The debate at the Legislature in recent weeks about who should pay for security for the Derek Chauvin trial has opened up festering wounds in Minnesota’s body politic about who is paying the bills and getting the loot — the Twin Cities or greater Minnesota. The data are clear: The metro is paying a far larger share of the taxes, and not getting a proportional amount in return. Ricardo Lopez reporting.
The geographic socialism creates quite a bit of cognitive dissonance for people in greater Minnesota, given their perceptions of themselves and the cities.
But metro Minnesotans should also acknowledge that greater Minnesota has gifted the cities with its most important asset: Its people. The metro is filled with talented, productive people who came from a small town in greater Minnesota.
Our guest commentary comes from Justin Stofferahn and Pat Garofalo (not the lawmaker!) who give us a helpful review of Minnesota’s tech industry heyday and then argue that anti-competitive practices by Google and Apple are thwarting innovation. Good stuff.
Max Nesterak watched a state Senate committee in which the GOP majority passed a bill banning rent control, which is aimed at Minneapolis, where voters could be voting on a rent stabilization regime in November.
Local control for me, not for thee.
Still and all, if you don’t want these kinds of encroachments, you need to win the Senate. Why did the DFL not win the Senate?
Regarding rent stabilization, this opinion piece in Bloomberg offers a cautionary tale about what a hard ceiling can do to a market, in this case Berlin, Germany. It’s fouled it up big time. Andreas Kluth reports there are two parallel markets: One for regulated apartments, in which there’s zero supply. And one for unregulated apartments, in which supply can’t keep up, which means prices are rising. The economics textbooks would predict this. This isn’t a perfect analog to what’s been done in California or Oregon, or what’s being proposed here, however. Oregon allows a 7% increase above inflation, for instance.
More gov speculation
A couple GOP operatives reached out to tell me I was missing a quality 2022 candidate for governor in state Sen. Michelle Benson, R-Ham Lake. Nominating a woman won’t necessarily close the gender gap — women voters crush Republicans every election — but it can’t hurt either.
The kids are not alright
As we approach one year of pandemic restrictions, I thought it worth returning to a piece by Lisa Miller that ran in late November in New York about the effects of stress and anxiety on children. She focuses on a University of Oregon neuroscientist named Philip Fisher, who began sending out digital questionnaires to parents April 6 and collecting data. His qualitative findings match other preliminary reports. The science works like this:
“Serve and return” is psychologyspeak for the essential signals that travel
continuously between young kids and their parents or the people who care for them. A baby fusses or wails or droolingly smiles; the caregiver notices and responds with a diaper change, a warmed bottle, a sloppy raspberry kiss. This constant exchange and recognition is the bedrock of the evolutionary business we now call “parenting.”...
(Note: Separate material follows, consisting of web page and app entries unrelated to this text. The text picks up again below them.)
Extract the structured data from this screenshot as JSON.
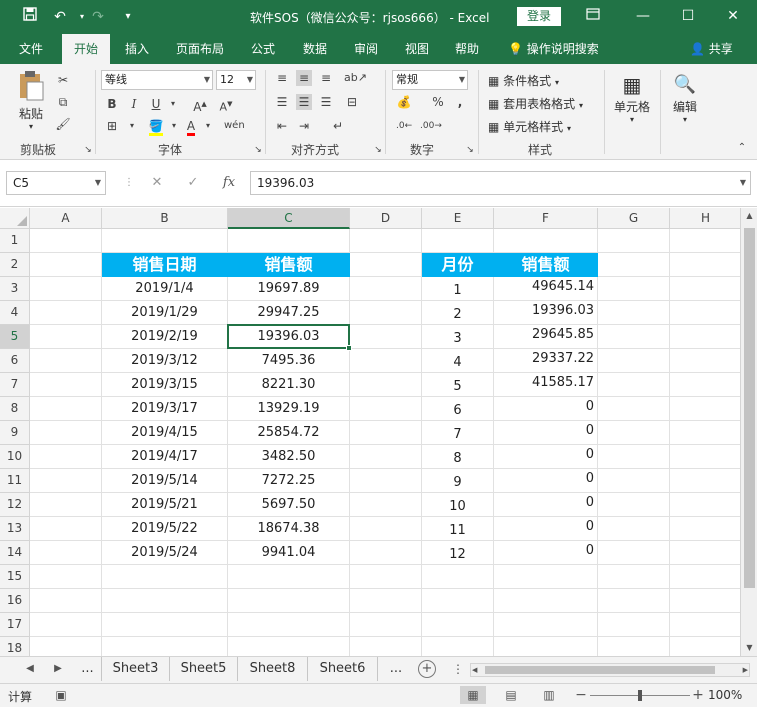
{
  "titlebar": {
    "title": "软件SOS（微信公众号：rjsos666） - Excel",
    "login_label": "登录",
    "save_icon": "save-icon",
    "undo_icon": "undo-icon",
    "redo_icon": "redo-icon"
  },
  "tabs": [
    {
      "label": "文件"
    },
    {
      "label": "开始"
    },
    {
      "label": "插入"
    },
    {
      "label": "页面布局"
    },
    {
      "label": "公式"
    },
    {
      "label": "数据"
    },
    {
      "label": "审阅"
    },
    {
      "label": "视图"
    },
    {
      "label": "帮助"
    }
  ],
  "tell_me": "操作说明搜索",
  "share": "共享",
  "ribbon": {
    "clipboard": {
      "paste": "粘贴",
      "label": "剪贴板"
    },
    "font": {
      "name": "等线",
      "size": "12",
      "label": "字体",
      "bold": "B",
      "italic": "I",
      "underline": "U"
    },
    "align": {
      "label": "对齐方式"
    },
    "number": {
      "format": "常规",
      "label": "数字",
      "percent": "%",
      "comma": ","
    },
    "styles": {
      "conditional": "条件格式",
      "table": "套用表格格式",
      "cell": "单元格样式",
      "label": "样式"
    },
    "cells": {
      "label": "单元格"
    },
    "editing": {
      "label": "编辑"
    }
  },
  "formula_bar": {
    "name_box": "C5",
    "fx": "fx",
    "formula": "19396.03"
  },
  "columns": [
    "A",
    "B",
    "C",
    "D",
    "E",
    "F",
    "G",
    "H"
  ],
  "rows": [
    "1",
    "2",
    "3",
    "4",
    "5",
    "6",
    "7",
    "8",
    "9",
    "10",
    "11",
    "12",
    "13",
    "14",
    "15",
    "16",
    "17",
    "18"
  ],
  "sales_table": {
    "header_date": "销售日期",
    "header_amount": "销售额",
    "rows": [
      {
        "date": "2019/1/4",
        "amount": "19697.89"
      },
      {
        "date": "2019/1/29",
        "amount": "29947.25"
      },
      {
        "date": "2019/2/19",
        "amount": "19396.03"
      },
      {
        "date": "2019/3/12",
        "amount": "7495.36"
      },
      {
        "date": "2019/3/15",
        "amount": "8221.30"
      },
      {
        "date": "2019/3/17",
        "amount": "13929.19"
      },
      {
        "date": "2019/4/15",
        "amount": "25854.72"
      },
      {
        "date": "2019/4/17",
        "amount": "3482.50"
      },
      {
        "date": "2019/5/14",
        "amount": "7272.25"
      },
      {
        "date": "2019/5/21",
        "amount": "5697.50"
      },
      {
        "date": "2019/5/22",
        "amount": "18674.38"
      },
      {
        "date": "2019/5/24",
        "amount": "9941.04"
      }
    ]
  },
  "month_table": {
    "header_month": "月份",
    "header_amount": "销售额",
    "rows": [
      {
        "month": "1",
        "amount": "49645.14"
      },
      {
        "month": "2",
        "amount": "19396.03"
      },
      {
        "month": "3",
        "amount": "29645.85"
      },
      {
        "month": "4",
        "amount": "29337.22"
      },
      {
        "month": "5",
        "amount": "41585.17"
      },
      {
        "month": "6",
        "amount": "0"
      },
      {
        "month": "7",
        "amount": "0"
      },
      {
        "month": "8",
        "amount": "0"
      },
      {
        "month": "9",
        "amount": "0"
      },
      {
        "month": "10",
        "amount": "0"
      },
      {
        "month": "11",
        "amount": "0"
      },
      {
        "month": "12",
        "amount": "0"
      }
    ]
  },
  "sheet_tabs": [
    {
      "label": "..."
    },
    {
      "label": "Sheet3"
    },
    {
      "label": "Sheet5"
    },
    {
      "label": "Sheet8"
    },
    {
      "label": "Sheet6"
    },
    {
      "label": "..."
    }
  ],
  "status": {
    "mode": "计算",
    "zoom": "100%"
  },
  "colors": {
    "excel_green": "#217346",
    "header_fill": "#00b0f0",
    "header_text": "#ffffff"
  }
}
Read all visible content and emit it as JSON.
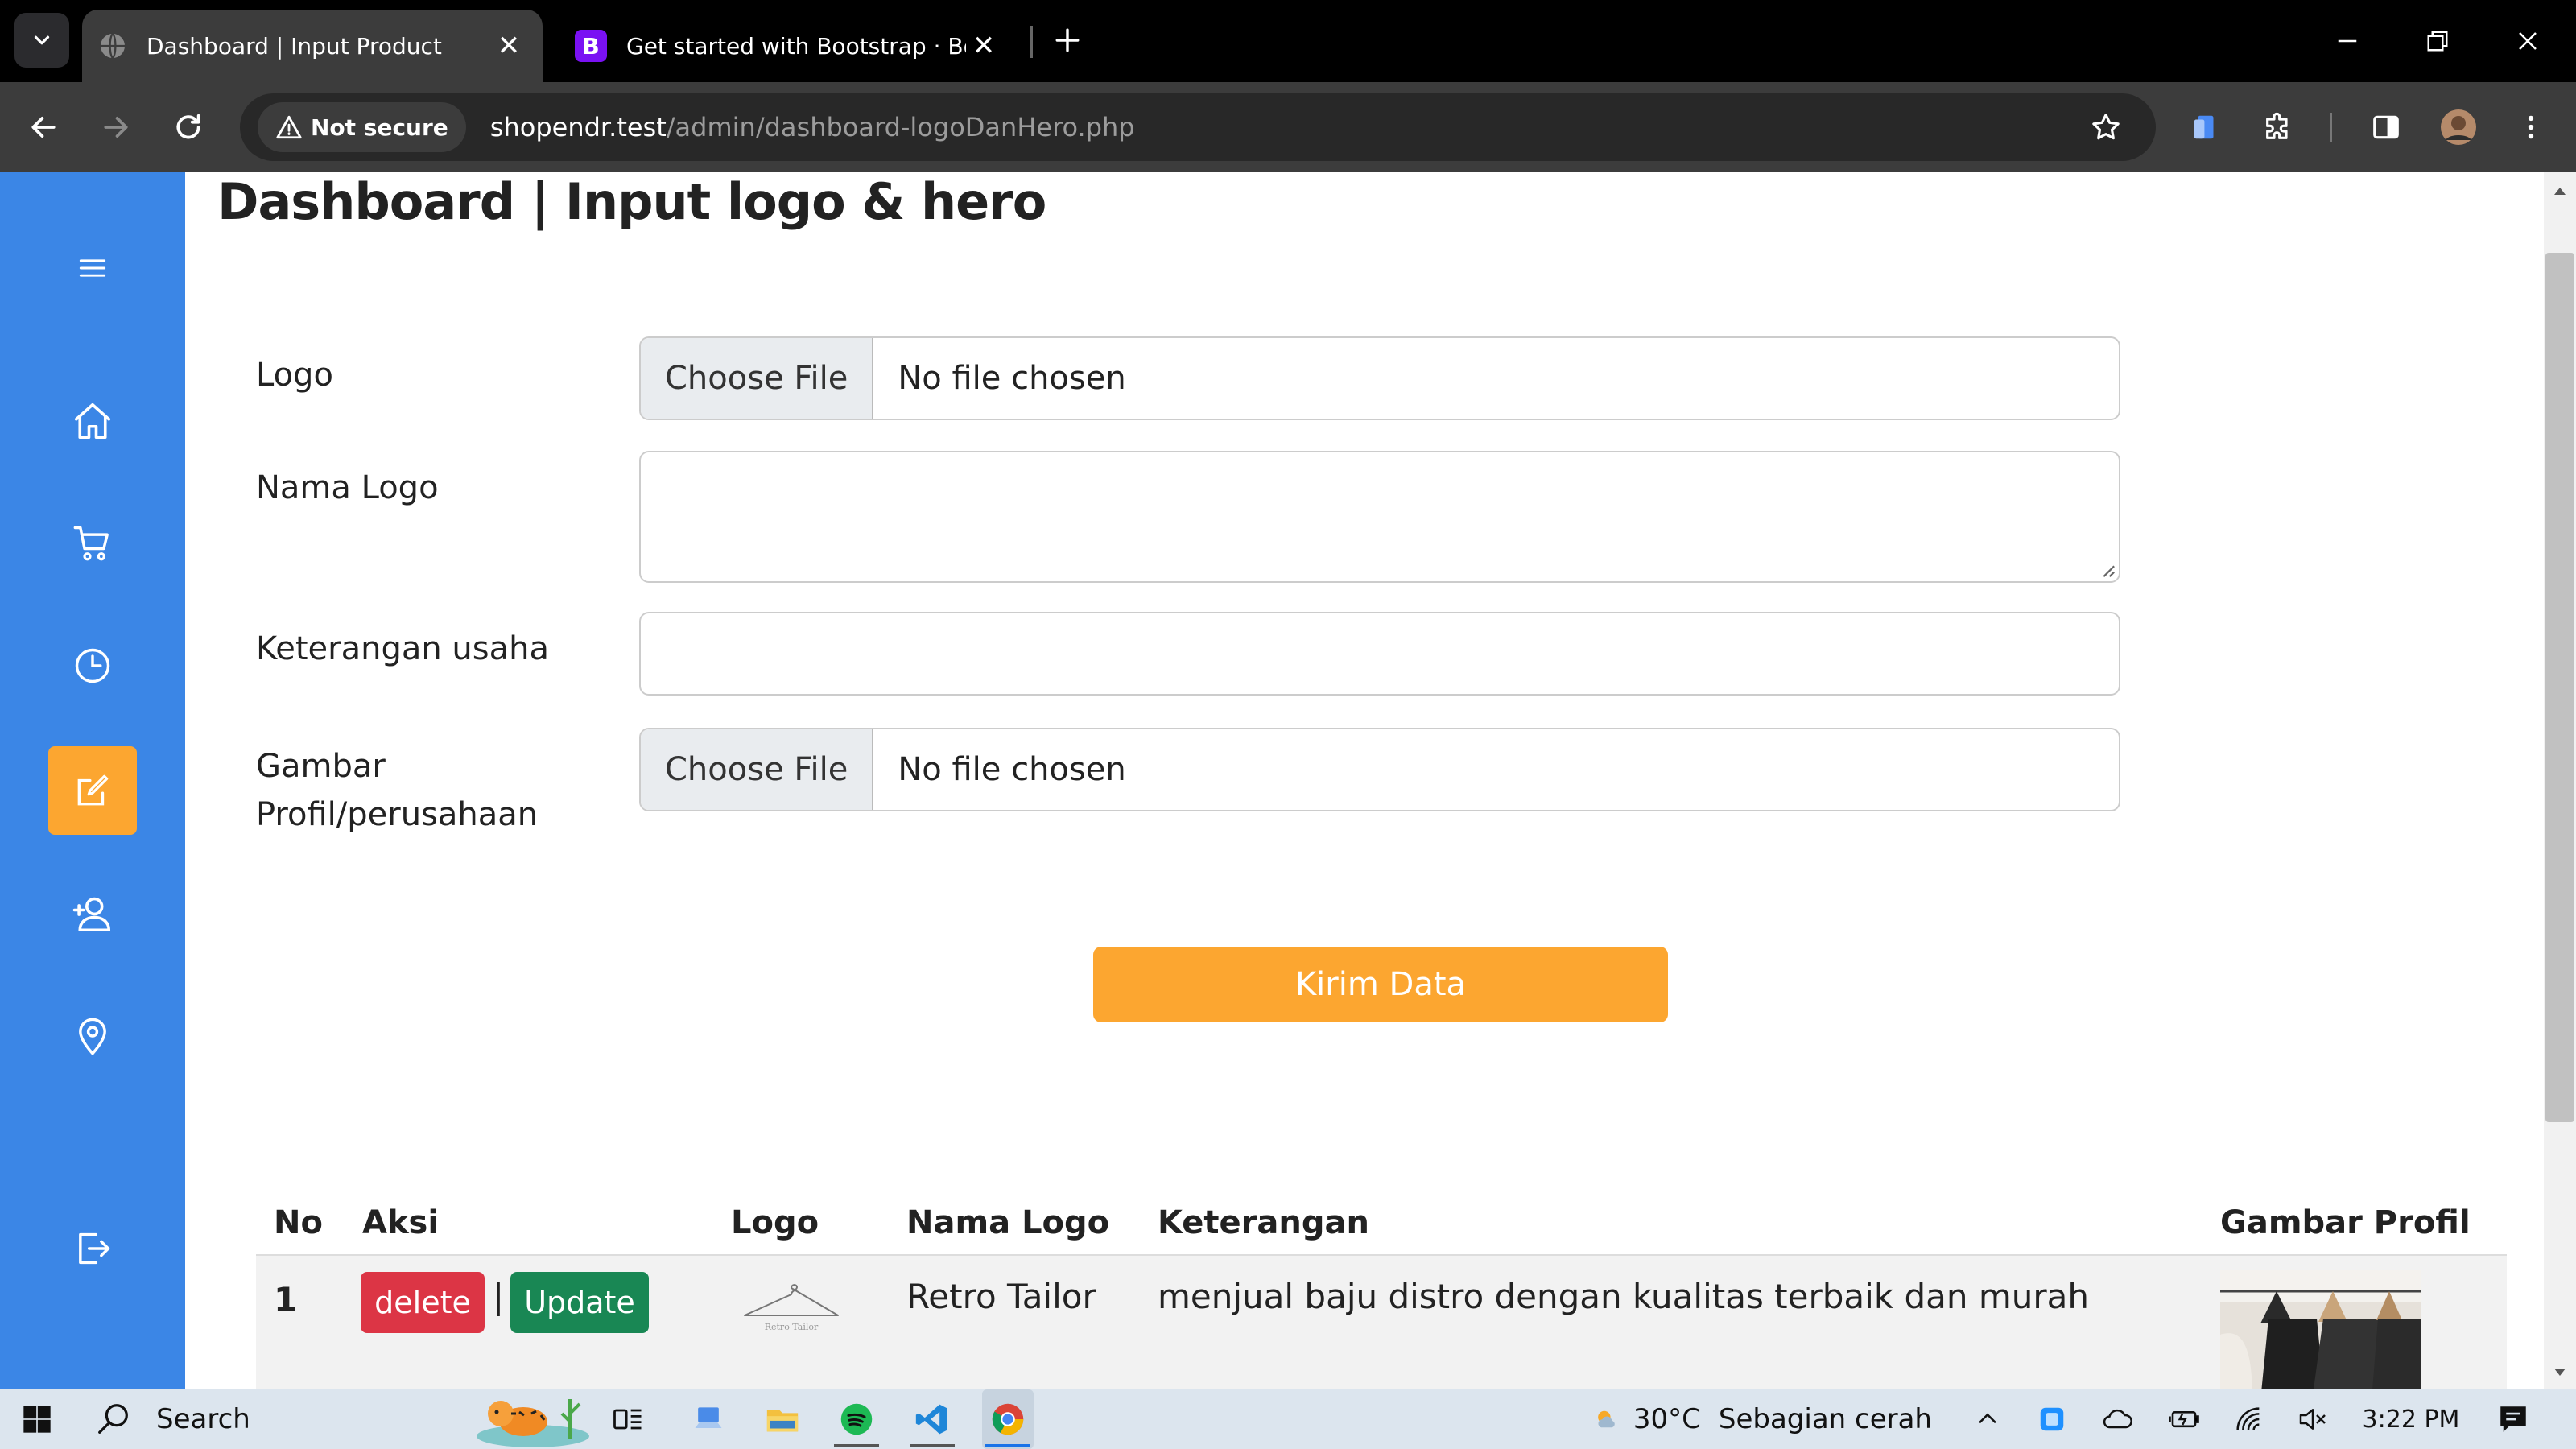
{
  "browser": {
    "tabs": [
      {
        "title": "Dashboard | Input Product",
        "favicon": "globe-icon",
        "active": true
      },
      {
        "title": "Get started with Bootstrap · Boo",
        "favicon": "bootstrap-icon",
        "favicon_letter": "B",
        "active": false
      }
    ],
    "security_label": "Not secure",
    "url_host": "shopendr.test",
    "url_path": "/admin/dashboard-logoDanHero.php"
  },
  "sidebar": {
    "items": [
      {
        "icon": "menu-icon"
      },
      {
        "icon": "home-icon"
      },
      {
        "icon": "cart-icon"
      },
      {
        "icon": "clock-icon"
      },
      {
        "icon": "edit-icon",
        "active": true
      },
      {
        "icon": "user-add-icon"
      },
      {
        "icon": "location-icon"
      },
      {
        "icon": "logout-icon"
      }
    ],
    "color": "#3b86e6",
    "active_color": "#fca630"
  },
  "page": {
    "title": "Dashboard | Input logo & hero"
  },
  "form": {
    "logo_label": "Logo",
    "nama_logo_label": "Nama Logo",
    "keterangan_label": "Keterangan usaha",
    "gambar_label_line1": "Gambar",
    "gambar_label_line2": "Profil/perusahaan",
    "file_button": "Choose File",
    "file_status": "No file chosen",
    "nama_logo_value": "",
    "keterangan_value": "",
    "submit_label": "Kirim Data"
  },
  "table": {
    "headers": [
      "No",
      "Aksi",
      "Logo",
      "Nama Logo",
      "Keterangan",
      "Gambar Profil"
    ],
    "rows": [
      {
        "no": "1",
        "delete_label": "delete",
        "separator": "|",
        "update_label": "Update",
        "logo_caption": "Retro Tailor",
        "nama_logo": "Retro Tailor",
        "keterangan": "menjual baju distro dengan kualitas terbaik dan murah"
      }
    ]
  },
  "taskbar": {
    "search_label": "Search",
    "weather_temp": "30°C",
    "weather_desc": "Sebagian cerah",
    "time": "3:22 PM"
  },
  "colors": {
    "accent": "#fca630",
    "delete": "#dc3545",
    "update": "#198754"
  }
}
This attention to children is even more important when they are growing up in stressful environments like deprivation, poverty, neglect and abuse, or “toxic stress.” The consequences are both brutal and very long term. Here’s Miller again:
When kids ask and they receive no answer, or when the answer they do receive is inconsistent, unpredictable, or cruel, the long-term consequences on development are dire. They include cognitive delays; learning problems; impulsivity or aggression on the one hand and numbness or lack of affect on the other; addiction and alcohol abuse; and social difficulties, including with romantic partners and authority figures. Children who grow up in environments of toxic stress, without the buffering presence of a responsive adult, struggle as they get older — not just with more psychiatric disorders but with higher rates of asthma, diabetes, teen pregnancy, and lower educational outcomes. Toxic stress was already endemic before this pandemic. Too many families were struggling to keep it together. And now there are too many more.
Mind you: That piece was published in November. Imagine how much worse it is now.
Also, apropos the subhead: “The Kids Are All Right” is a great movie.
Somewhat less dour, as the pandemic nears its end, Zeynep Tufekci has wise words on the five mistakes we’ve consistently been making throughout the pandemic:
- Prevention measures (like masks, or, for that matter, seat belts or condoms) do not make people reckless, so we should always encourage them.
- We went with a bunch of “rules,” like 6 feet and all that, rather than explaining to people clearly how the virus is transmitted: Indoors, by super spreaders.
- Scolding and shaming don’t help.
- Harm reduction is a good strategy. People are going to socialize. Kids have to go to school. They have to. The key is get them to do it safely.
- The way scientists talk and operate is idiosyncratic and needs better translation to the general public.
Read the whole thing.
Enjoy the beautiful weather.
Have a great day all! JPC